pray for rain

August 20, 2012

Last time turned out to be the emptiest of promises, and what can I say, I really have no excuses for not writing. For somebody who portends to have writerly aspirations, my output would make even Harper Lee snigger with condescension. The last six (or is it seven? Eight? Nine?) months have been a series of fits and starts, roller coaster mood swings and making long-term plans with only a short-term grip on the direction my life is taking.

What I haven’t been doing is watching movies. The other night (admittedly, after a six month-long streak of purely visceral recreation, I probably wasn’t in the best state of mind)  I made the deliberate effort to sit down with one of the ‘classics,’ i.e. movies that people like to bang on about in university lectures and expensive quarterly journals costing $17.95, but which few regular people have ever actually seen. Films like The 400 Blows and anything by Godard used to inspire a sense of youth, freedom and sexual energy, even when they were dealing with hefty socio-political themes. But The Rules of the Game, for all its melodrama and comedy, just grated on me. Chekov’s gun makes it’s painfully obvious appearance about halfway through the film, in the guise of a kinetic hunting sequence where our heroes and heroines go game shooting on the grounds of the chateau. Hares scatter haphazardly through the tundra as Renoir’s camera tracks them from its stationary vantage point, the objective spectator; the obvious irony is that the characters become the indelible victims of their frivolous whims, and end up turning their guns on themselves.

Is the point simply that, regardless of class, we are all subject to the same tantrums of the heart, the same irrepresible hedonistic urges, the same desire to subvert the ‘rules’ of polite society? Cause that’s what I got out of it, and beyond this pretty simplistic message, all I could see were melodramatic and immature society types geeking out on their own egos. Call it what you like, but the upper class (at least in post-WWI France) are/were some pretty unbearable people. At least with Altman’s Gosford Park (which obviously took The Rules of the Game as its primary source material), we have the added  visceral thrill of a murder mystery to spice things up.

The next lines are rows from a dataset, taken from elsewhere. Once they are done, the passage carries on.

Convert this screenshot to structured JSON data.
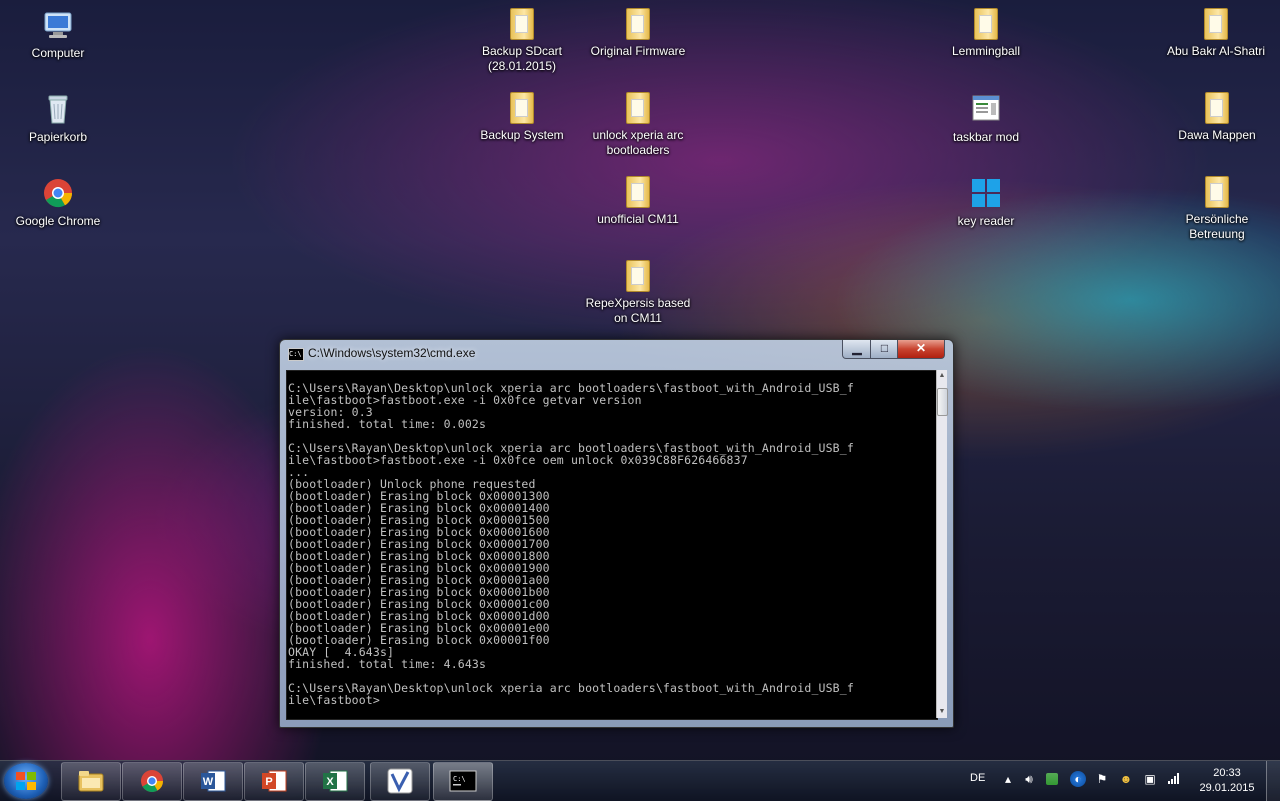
{
  "desktop": {
    "icons": [
      {
        "label": "Computer"
      },
      {
        "label": "Papierkorb"
      },
      {
        "label": "Google Chrome"
      },
      {
        "label": "Backup SDcart\n(28.01.2015)"
      },
      {
        "label": "Original Firmware"
      },
      {
        "label": "Backup System"
      },
      {
        "label": "unlock xperia arc\nbootloaders"
      },
      {
        "label": "unofficial CM11"
      },
      {
        "label": "RepeXpersis based\non CM11"
      },
      {
        "label": "Lemmingball"
      },
      {
        "label": "taskbar mod"
      },
      {
        "label": "key reader"
      },
      {
        "label": "Abu Bakr Al-Shatri"
      },
      {
        "label": "Dawa Mappen"
      },
      {
        "label": "Persönliche\nBetreuung"
      }
    ]
  },
  "cmd": {
    "title": "C:\\Windows\\system32\\cmd.exe",
    "minimize_glyph": "▁",
    "maximize_glyph": "□",
    "close_glyph": "✕",
    "output": "C:\\Users\\Rayan\\Desktop\\unlock xperia arc bootloaders\\fastboot_with_Android_USB_f\nile\\fastboot>fastboot.exe -i 0x0fce getvar version\nversion: 0.3\nfinished. total time: 0.002s\n\nC:\\Users\\Rayan\\Desktop\\unlock xperia arc bootloaders\\fastboot_with_Android_USB_f\nile\\fastboot>fastboot.exe -i 0x0fce oem unlock 0x039C88F626466837\n...\n(bootloader) Unlock phone requested\n(bootloader) Erasing block 0x00001300\n(bootloader) Erasing block 0x00001400\n(bootloader) Erasing block 0x00001500\n(bootloader) Erasing block 0x00001600\n(bootloader) Erasing block 0x00001700\n(bootloader) Erasing block 0x00001800\n(bootloader) Erasing block 0x00001900\n(bootloader) Erasing block 0x00001a00\n(bootloader) Erasing block 0x00001b00\n(bootloader) Erasing block 0x00001c00\n(bootloader) Erasing block 0x00001d00\n(bootloader) Erasing block 0x00001e00\n(bootloader) Erasing block 0x00001f00\nOKAY [  4.643s]\nfinished. total time: 4.643s\n\nC:\\Users\\Rayan\\Desktop\\unlock xperia arc bootloaders\\fastboot_with_Android_USB_f\nile\\fastboot>"
  },
  "taskbar": {
    "language": "DE",
    "time": "20:33",
    "date": "29.01.2015"
  }
}
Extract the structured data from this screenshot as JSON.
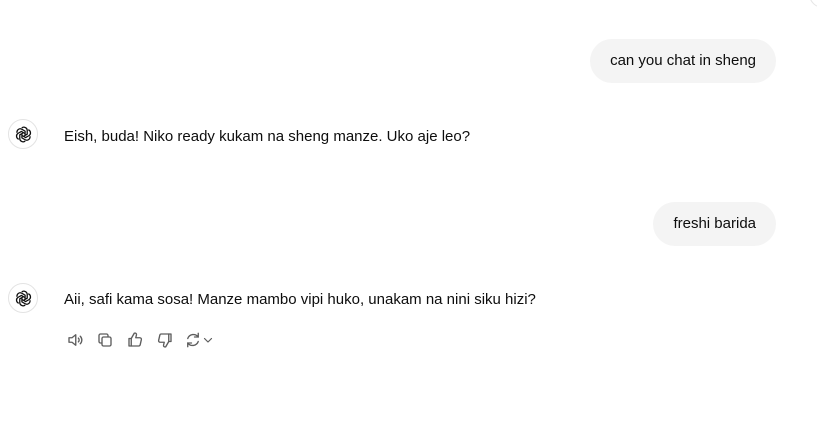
{
  "messages": [
    {
      "role": "user",
      "text": "can you chat in sheng"
    },
    {
      "role": "assistant",
      "text": "Eish, buda! Niko ready kukam na sheng manze. Uko aje leo?"
    },
    {
      "role": "user",
      "text": "freshi barida"
    },
    {
      "role": "assistant",
      "text": "Aii, safi kama sosa! Manze mambo vipi huko, unakam na nini siku hizi?"
    }
  ],
  "assistant_avatar_icon": "openai-logo-icon",
  "actions": [
    {
      "icon": "speaker-icon"
    },
    {
      "icon": "copy-icon"
    },
    {
      "icon": "thumbs-up-icon"
    },
    {
      "icon": "thumbs-down-icon"
    },
    {
      "icon": "regenerate-icon"
    }
  ],
  "colors": {
    "user_bubble": "#f4f4f4",
    "text": "#0d0d0d",
    "icon": "#5d5d5d"
  }
}
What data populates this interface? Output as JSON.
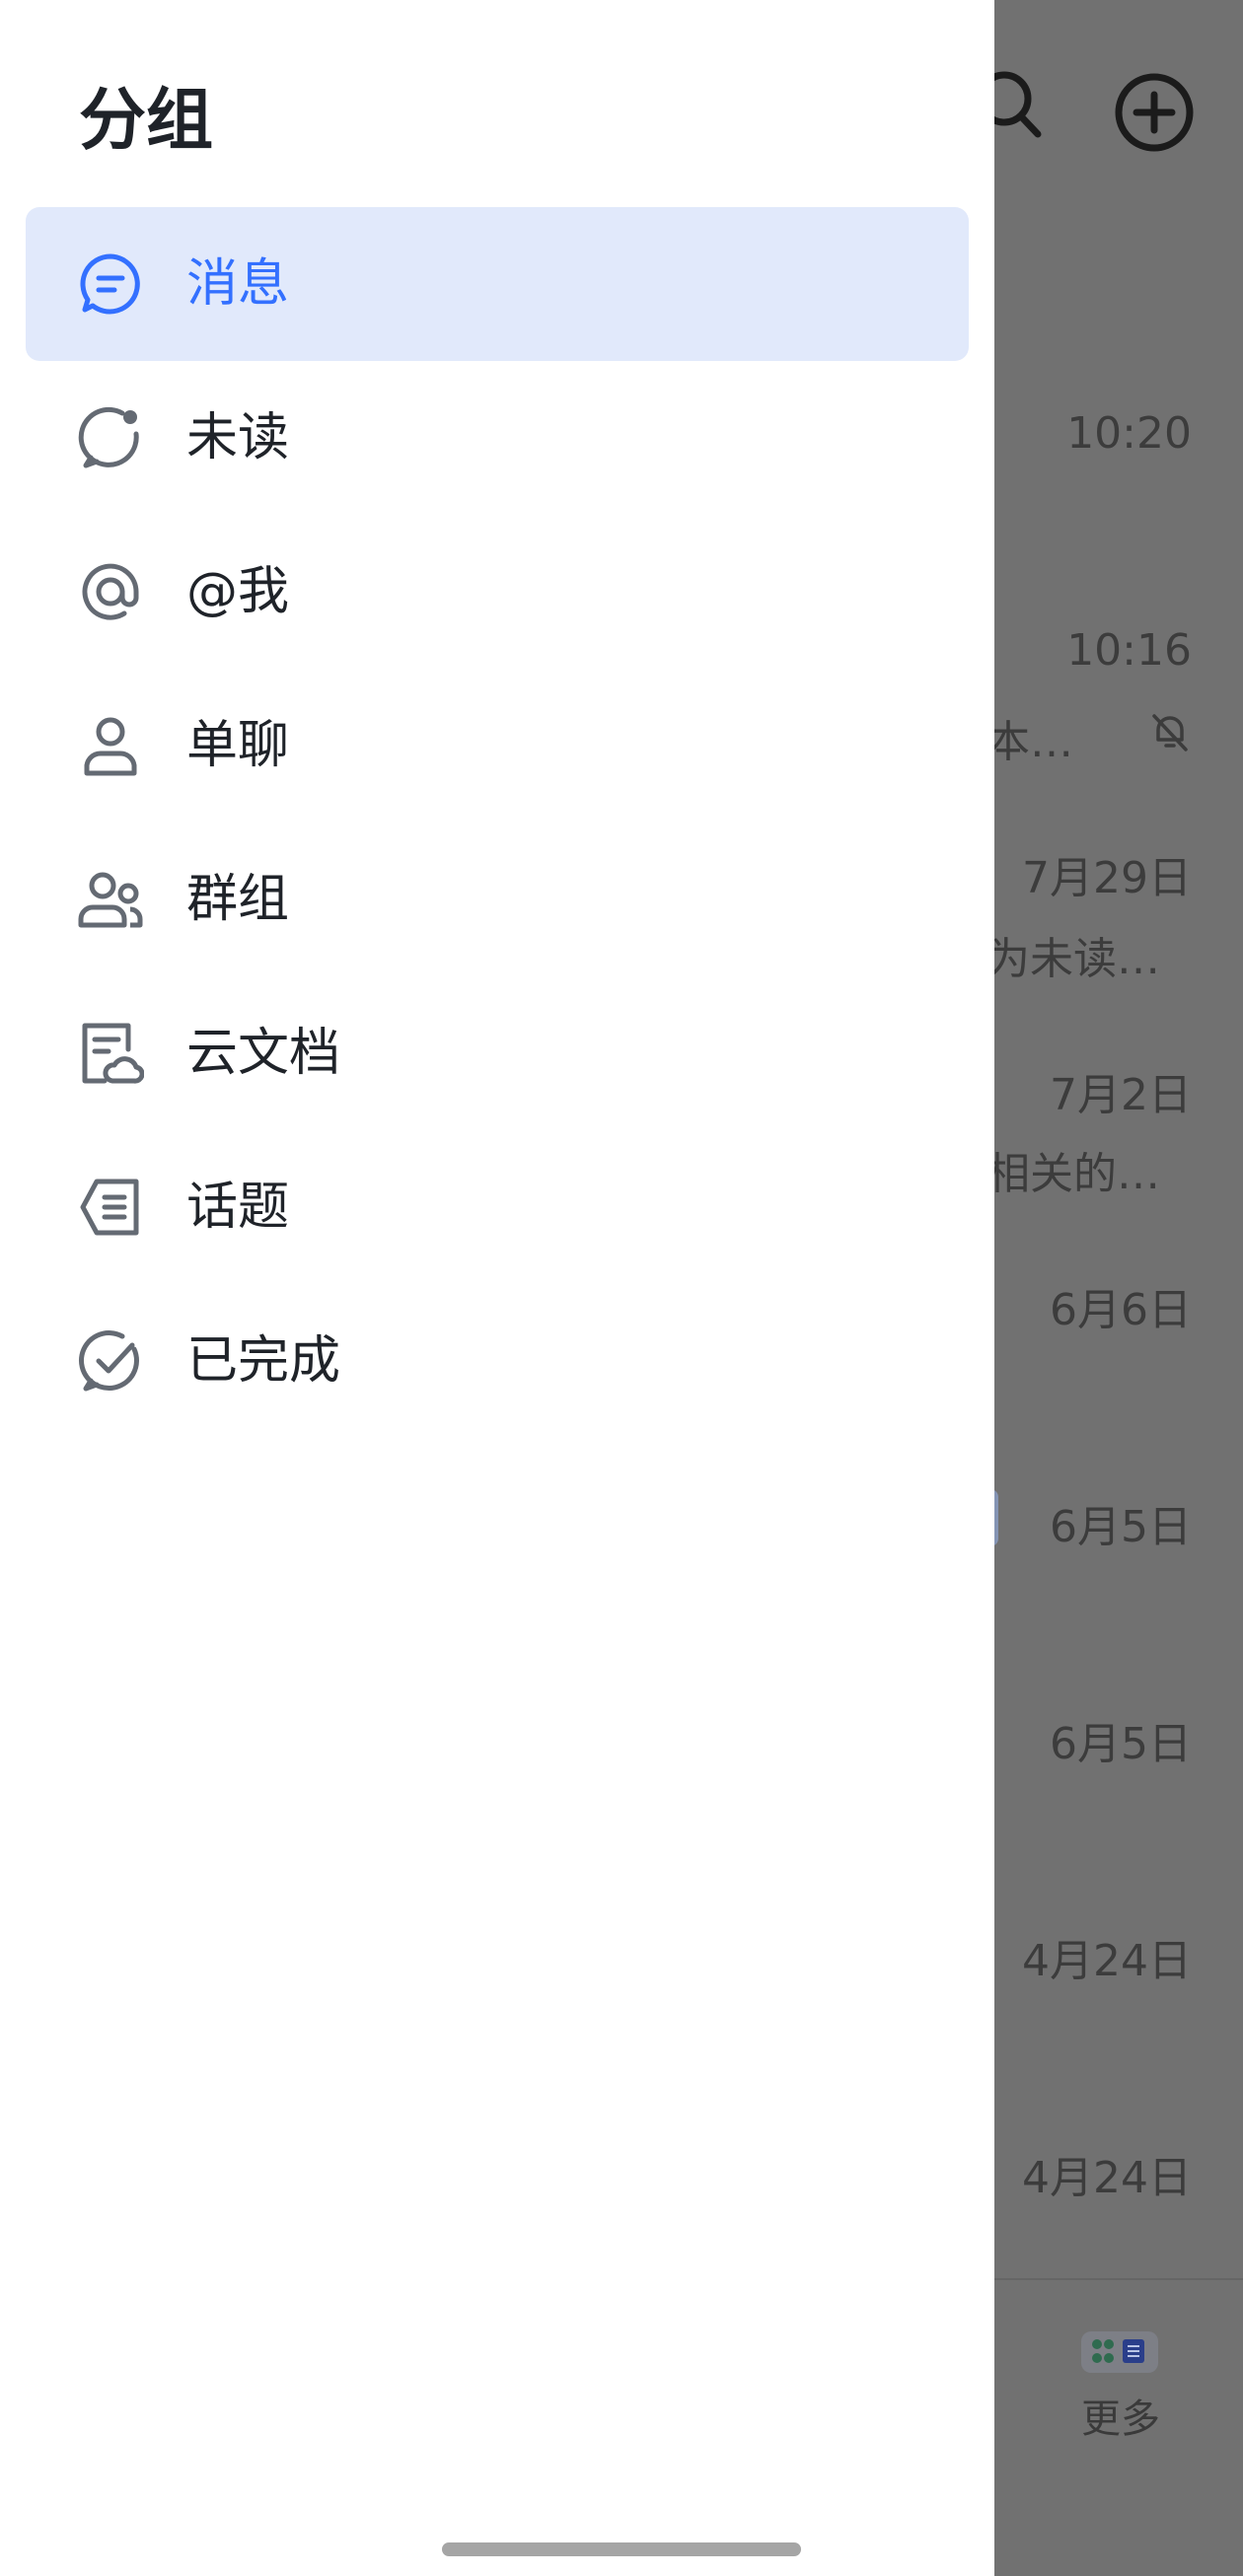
{
  "drawer": {
    "title": "分组",
    "items": [
      {
        "label": "消息",
        "icon": "chat-bubble-icon",
        "active": true
      },
      {
        "label": "未读",
        "icon": "unread-bubble-icon",
        "active": false
      },
      {
        "label": "@我",
        "icon": "at-sign-icon",
        "active": false
      },
      {
        "label": "单聊",
        "icon": "person-icon",
        "active": false
      },
      {
        "label": "群组",
        "icon": "group-icon",
        "active": false
      },
      {
        "label": "云文档",
        "icon": "cloud-doc-icon",
        "active": false
      },
      {
        "label": "话题",
        "icon": "topic-icon",
        "active": false
      },
      {
        "label": "已完成",
        "icon": "check-circle-icon",
        "active": false
      }
    ]
  },
  "background": {
    "times": [
      "10:20",
      "10:16",
      "7月29日",
      "7月2日",
      "6月6日",
      "6月5日",
      "6月5日",
      "4月24日",
      "4月24日"
    ],
    "previews": [
      "本…",
      "为未读…",
      "相关的…"
    ],
    "more_label": "更多"
  },
  "colors": {
    "accent": "#3370ff",
    "active_bg": "#e1e9fb",
    "text": "#1f2329",
    "icon": "#646a73",
    "overlay": "#717171"
  }
}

Not enjoying movies like The Rules of the Game makes me wonder about my intellectual well-being; have I literally grown out of the stage of my life where I cared about academics? Or is it more like a muscle that needs to be trained and routinely exercised in order to be maintained? In truth, it’s probably more a case of investing too much time and energy in more immediate and temporary gratification; I’ve been looking for cheap thrills in music, sport and life. A game of football, for instance, contains all the narrative qualities of a good book (in my opinion), with its rich history of rivalries, alliances, double-crossing, defecting and corporate influences, combined with the way the games themselves ebb and flow, evolve and reach a climax. This is something I plan to go into in more detail later. But I will just say that I don’t really buy Chomsky’s idea that institutionalised sports are an opiate for the masses, satisfying our collective bloodlust, in lieu of governments not being able to get away with waging meaningless wars (at least not all of the time). People like me enjoy sports not only as a physical spectacle – which, by the way, speaks directly to our animalistic instinct to seek out the fastest, strongest, most ruthless member of the tribe – but to our simple appreciation for a good fucking story.

Those are the kinds of tangents I need to distil into more focused and specific entries into this here blog, if I’m ever gonna make it in the cut-throat world of journalism. But then again, major news corporations pay idiots to blog about weekends in Vegas, so what do I know?